Sept. 29, Oktoberfest in Sault Ste. Marie, Mich. Beer-barrel relay races, polka lessons, a farm market and a tug of war are part of this downtown festival. The Sault International Marathon is held in the morning.
Sept. 29, Northside Oktoberfest in Iowa City, Iowa. The Iowa City Brewfest is part of this festival, which includes keg bowling, nail-striking and a beer slide as well as a SodaFest with pop and stage entertainment for kids.
Sept. 28-29, 2019, Oktoberfest in Germantown, Wis. In this town north of Milwaukee, there's a dachshund dash and children's activities as well as music, dancing and food.
Oct. 5-7, Milwaukee Oktoberfest in Milwaukee. The dachshund racing, stein-hoisting and brat-eating action switches to the plaza outside Fiserve Forum arena this year.
Oct. 5-7, Oktoberfest in Amana, Iowa.
This formerly communal village in eastern Iowa features a brat-eating
contest and the Eisenmann (Iron Man) competition, in which teammates
roll kegs, walk a balance beam with full
steins of beer, saw logs and keep full steins of beer lifted.
© Beth Gauper
New Ulm's Narren, folk figures with wooden masks, are popular at Oktoberfests.
There's a parade at 10 a.m. Saturday, plus artisan demonstrations, music and a lot of food, beer and wine.
Oct. 5-6, Twin Cities Oktoberfest in St. Paul. This fest at the Minnesota State Fairgrounds includes music, dance and nail striking.
Oct. 5-6 and 12-13: Oktoberfest in New Ulm, Minn. Minnesota's most German town offers food and music from homegrown and regional bands, with other activities around town, at locations that include picturesque Schell's Brewery and Morgan Creek Vineyards.
Oct. 6-7, Oktoberfest in Lake Geneva, Wis. Wagon rides, crafts and free pumpkins are part of the fest in this southeast Wisconsin vacation town.

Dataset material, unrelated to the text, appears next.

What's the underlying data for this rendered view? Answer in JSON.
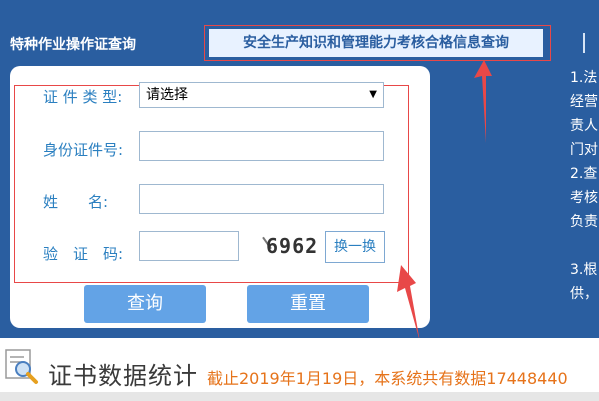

Oct. 13-14, Oktoberfest in Cedarburg, Wis. There are lots of contests in this Yankee mill town north of Milwaukee — sauerkraut-eating, German spelling, best dirndl and lederhosen — plus beer, wine and music.
Oct. 20, Oktoberfest in Elkhorn, Wis. This downtown festival near Lake Geneva features wine and beer tasting, music, a car show, arts and crafts and a chili cookoff.
Last updated on March 5, 2019